Property features

Yes, location is important. But your accommodation has to be more than just a convenient address. You obviously want a comfortable, fun, and safe place to live in.

  1. Furnishing: Is the room furnished or do you have to BYOF? Private properties often have an edge here, as they typically provide kitchen utensils, bedding, and sometimes even entertainment options like gaming consoles.
  2. Amenities: A spacious study area, gym, common room, games, and security — how important are these things for you?
  3. Lifestyle considerations: Do you crave a lively shared flat or prefer the privacy of a studio apartment? Consider your personality and how much social interaction you desire.
Study Inn wellness spa

Beyond-the-checklist factors

  1. Read online reviews: Look for reviews from previous tenants to get a better idea of the condition of the property, the quality of offerings, and service. YouTube videos or vlogs can be really useful here!
  2. Book a viewing: We cannot stress enough how important it is to physically view your potential room before you book it. Getting a first-hand impression of the space, and surrounding areas is important.

If you’re still having trouble trying to find the right place, here’s a guide to finding the right student accommodation for you.

Help finding housemates

Choosing a place to live in is probably not the only thing you have to do if you’re looking for shared housing. The hardest part is looking for housemates that align with your needs and preferences.

Here are some tips to find your second-year flock:

  1. Online platforms: What do you do if you have no one to live with at uni? Well, you might find it interesting to know that there is a Bumble for flatmates! You can use SpareRoom or IdealFlatmate to browse through listings, post your own advertisements, and connect with potential housemates based on shared interests and preferences.
  2. Attend housing fairs and events: Your university or a local accommodation provider will mostly organise such events during your first year to bring students together and discuss living arrangements.
  3. Connect and communicate: Speak to your friends, course mates, or current housemates. Be clear about your expectations and any deal-breakers to avoid conflicts down the line.

While finding compatible housemates is definitely rewarding, it can require a lot of time and effort. Wouldn’t it be great to just skip the stress of housemate-hunting and focus on moving in?

Study Inn offers you this option: private suites and studios with all the amenities you need. Our expert team manages the housemate-matching process for you so you can have a harmonious living experience.

All-inclusive student accommodation at Study Inn

With luxurious and fully serviced accommodations, you can enjoy the convenience of all-inclusive bills, housekeeping services, WiFi, and amenities such as a wellness spa, gym, laundry, game room, and study spaces when opting to move into a Study Inn building. We host tons of social events from movie nights to game tournaments, giving you the chance to connect with friends and de-stress.

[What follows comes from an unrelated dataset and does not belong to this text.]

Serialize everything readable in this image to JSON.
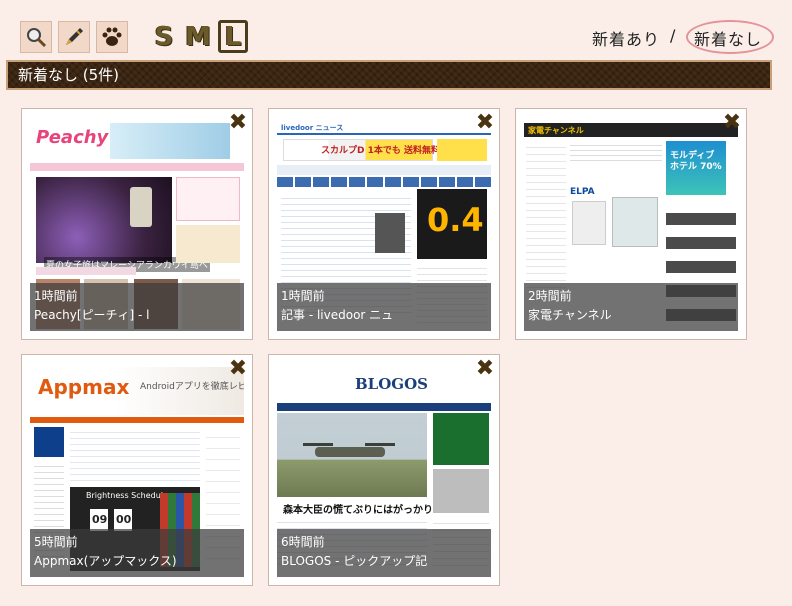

Feel free to reach out to us to schedule a viewing or if you have any other inquiries.